Last spring the project was at the point that we were ready for spray foam. We were referred to someone who had 15+ years of experience and did other post frame buildings. Perfect. We trusted his advice, went with what he said was ok to do for additional insulation, etc. and thought we were moving things forward.
In January we were FINALLY to the drywall stage. It had taken so much longer to get to this phase than either of us expected, so it was a breath of fresh air to us. We were SO EXCITED to see the project transform into a “real” house. Plus once you get drywall up the finished project feels like it’s within reach. Paint, trim, floors, cabinets… oh man were we pumped.
February 9 Paul was starting the clean up so that he could paint when he noticed a puddle of water near the edge of the wall. He walked around the house and found several, which led to him cutting holes in our BRAND NEW DRYWALL only to discover that every spot he cut the bat insulation he added was soaked and the spray foam was covered in condensation.
Longgggggg story short (watch the videos for details) the spray foam install wasn’t done properly. There were gaps, cracks, places that weren’t thick enough to serve as a vapor barrier. We were devastated that the fix including tearing out all of the drywall on the exterior walls, removing the bat insulation, adding additional spray foam, then having the drywall re-installed. It took weeks for all of the powers that be to come to this conclusion and then weeks more to get things redone.
Today we are but a day or two away from being where we were February 9. Over two months of lost progress, and in the meantime the kitchen and bathroom cabinetry was delivered… it’s all piled up in the garage!
Many a tear has been shed, but we press on. Sure it’s not a world ending tragedy, but it was a big disappointment. I think disappointment and/or discouragement is par for the course with any home project. So I think it’s ok to acknowledge those emotions, have a good cry, and then figure out a plan to get back on track. At least that’s what we did.
While spray foam insulation is the star of the show in our world, it isn’t the only type of insulation we used in this build. Here is a run down of what we did…
At this point we have 3-6 inches of spray foam in the exterior walls. Nothing else. Our previous system was call “flash and bat” and that isn’t our recommendation any longer.
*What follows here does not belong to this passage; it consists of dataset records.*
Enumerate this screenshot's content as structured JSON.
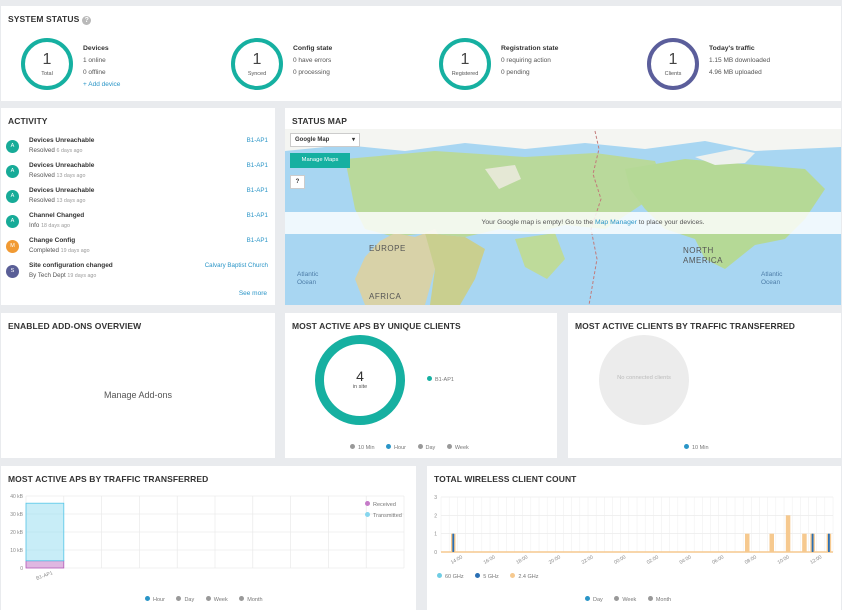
{
  "system_status": {
    "title": "SYSTEM STATUS",
    "help": "?",
    "cards": [
      {
        "ring_value": "1",
        "ring_label": "Total",
        "title": "Devices",
        "line1": "1 online",
        "line2": "0 offline",
        "link": "+ Add device"
      },
      {
        "ring_value": "1",
        "ring_label": "Synced",
        "title": "Config state",
        "line1": "0 have errors",
        "line2": "0 processing"
      },
      {
        "ring_value": "1",
        "ring_label": "Registered",
        "title": "Registration state",
        "line1": "0 requiring action",
        "line2": "0 pending"
      },
      {
        "ring_value": "1",
        "ring_label": "Clients",
        "title": "Today's traffic",
        "line1": "1.15 MB downloaded",
        "line2": "4.96 MB uploaded"
      }
    ]
  },
  "activity": {
    "title": "ACTIVITY",
    "items": [
      {
        "badge": "A",
        "title": "Devices Unreachable",
        "status": "Resolved",
        "age": "6 days ago",
        "target": "B1-AP1"
      },
      {
        "badge": "A",
        "title": "Devices Unreachable",
        "status": "Resolved",
        "age": "13 days ago",
        "target": "B1-AP1"
      },
      {
        "badge": "A",
        "title": "Devices Unreachable",
        "status": "Resolved",
        "age": "13 days ago",
        "target": "B1-AP1"
      },
      {
        "badge": "A",
        "title": "Channel Changed",
        "status": "Info",
        "age": "18 days ago",
        "target": "B1-AP1"
      },
      {
        "badge": "M",
        "title": "Change Config",
        "status": "Completed",
        "age": "19 days ago",
        "target": "B1-AP1"
      },
      {
        "badge": "S",
        "title": "Site configuration changed",
        "status": "By Tech Dept",
        "age": "19 days ago",
        "target": "Calvary Baptist Church"
      }
    ],
    "see_more": "See more"
  },
  "status_map": {
    "title": "STATUS MAP",
    "map_select": "Google Map",
    "manage_button": "Manage Maps",
    "help": "?",
    "empty_prefix": "Your Google map is empty! Go to the ",
    "empty_link": "Map Manager",
    "empty_suffix": " to place your devices.",
    "labels": [
      "EUROPE",
      "NORTH AMERICA",
      "Atlantic Ocean",
      "Atlantic Ocean",
      "AFRICA"
    ]
  },
  "addons": {
    "title": "ENABLED ADD-ONS OVERVIEW",
    "link": "Manage Add-ons"
  },
  "aps_unique": {
    "title": "MOST ACTIVE APS BY UNIQUE CLIENTS",
    "center_value": "4",
    "center_label": "in site",
    "legend": "B1-AP1",
    "ranges": [
      "10 Min",
      "Hour",
      "Day",
      "Week"
    ]
  },
  "clients_traffic": {
    "title": "MOST ACTIVE CLIENTS BY TRAFFIC TRANSFERRED",
    "empty": "No connected clients",
    "ranges": [
      "10 Min"
    ]
  },
  "aps_traffic": {
    "title": "MOST ACTIVE APS BY TRAFFIC TRANSFERRED",
    "ranges": [
      "Hour",
      "Day",
      "Week",
      "Month"
    ]
  },
  "wireless": {
    "title": "TOTAL WIRELESS CLIENT COUNT",
    "ranges": [
      "Day",
      "Week",
      "Month"
    ]
  },
  "colors": {
    "teal": "#16b0a1",
    "purple": "#5b5e9b",
    "orange": "#f19a33",
    "link": "#2a95c7",
    "received": "#c57bc8",
    "transmitted": "#86d6ee",
    "ghz5": "#2a6fb4",
    "ghz24": "#f6c98f",
    "ghz60": "#6fcde4"
  },
  "chart_data": [
    {
      "type": "bar",
      "categories": [
        "B1-AP1"
      ],
      "series": [
        {
          "name": "Received",
          "values": [
            4
          ]
        },
        {
          "name": "Transmitted",
          "values": [
            32
          ]
        }
      ],
      "ylabel": "",
      "yticks": [
        "0",
        "10 kB",
        "20 kB",
        "30 kB",
        "40 kB"
      ],
      "ylim": [
        0,
        40
      ],
      "stacked": true,
      "legend": "top-right"
    },
    {
      "type": "bar",
      "x": [
        "14:00",
        "16:00",
        "18:00",
        "20:00",
        "22:00",
        "00:00",
        "02:00",
        "04:00",
        "06:00",
        "08:00",
        "10:00",
        "12:00"
      ],
      "categories": [
        "13:00",
        "13:30",
        "14:00",
        "14:30",
        "15:00",
        "15:30",
        "16:00",
        "16:30",
        "17:00",
        "17:30",
        "18:00",
        "18:30",
        "19:00",
        "19:30",
        "20:00",
        "20:30",
        "21:00",
        "21:30",
        "22:00",
        "22:30",
        "23:00",
        "23:30",
        "00:00",
        "00:30",
        "01:00",
        "01:30",
        "02:00",
        "02:30",
        "03:00",
        "03:30",
        "04:00",
        "04:30",
        "05:00",
        "05:30",
        "06:00",
        "06:30",
        "07:00",
        "07:30",
        "08:00",
        "08:30",
        "09:00",
        "09:30",
        "10:00",
        "10:30",
        "11:00",
        "11:30",
        "12:00",
        "12:30",
        "13:00"
      ],
      "series": [
        {
          "name": "60 GHz",
          "values": [
            0,
            0,
            0,
            0,
            0,
            0,
            0,
            0,
            0,
            0,
            0,
            0,
            0,
            0,
            0,
            0,
            0,
            0,
            0,
            0,
            0,
            0,
            0,
            0,
            0,
            0,
            0,
            0,
            0,
            0,
            0,
            0,
            0,
            0,
            0,
            0,
            0,
            0,
            0,
            0,
            0,
            0,
            0,
            0,
            0,
            0,
            0,
            0,
            0
          ]
        },
        {
          "name": "5 GHz",
          "values": [
            0,
            1,
            0,
            0,
            0,
            0,
            0,
            0,
            0,
            0,
            0,
            0,
            0,
            0,
            0,
            0,
            0,
            0,
            0,
            0,
            0,
            0,
            0,
            0,
            0,
            0,
            0,
            0,
            0,
            0,
            0,
            0,
            0,
            0,
            0,
            0,
            0,
            0,
            0,
            0,
            0,
            0,
            0,
            0,
            0,
            1,
            0,
            1,
            0
          ]
        },
        {
          "name": "2.4 GHz",
          "values": [
            0,
            1,
            0,
            0,
            0,
            0,
            0,
            0,
            0,
            0,
            0,
            0,
            0,
            0,
            0,
            0,
            0,
            0,
            0,
            0,
            0,
            0,
            0,
            0,
            0,
            0,
            0,
            0,
            0,
            0,
            0,
            0,
            0,
            0,
            0,
            0,
            0,
            1,
            0,
            0,
            1,
            0,
            2,
            0,
            1,
            1,
            0,
            1,
            0
          ]
        }
      ],
      "yticks": [
        "0",
        "1",
        "2",
        "3"
      ],
      "ylim": [
        0,
        3
      ],
      "stacked": true,
      "legend": "bottom"
    }
  ]
}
For the interior walls and ceiling between the first and second floor Paul went the extra mile and put bat insulation in there. It helps a ton with sound proofing and making the rooms feel cozier and quieter.
In the attic we did blow in insulation. There’s a lot of it, and we’re confident it’s going to accomplish it’s purpose. There’s a plastic vapor barrier above the drywall against the attic ceiling.
Post frame home construction is a newer concept, so at the end of the day, don’t shy away from over-researching. Ask contractors a lot of questions, and keep looking until you find someone who has the knowledge your project needs.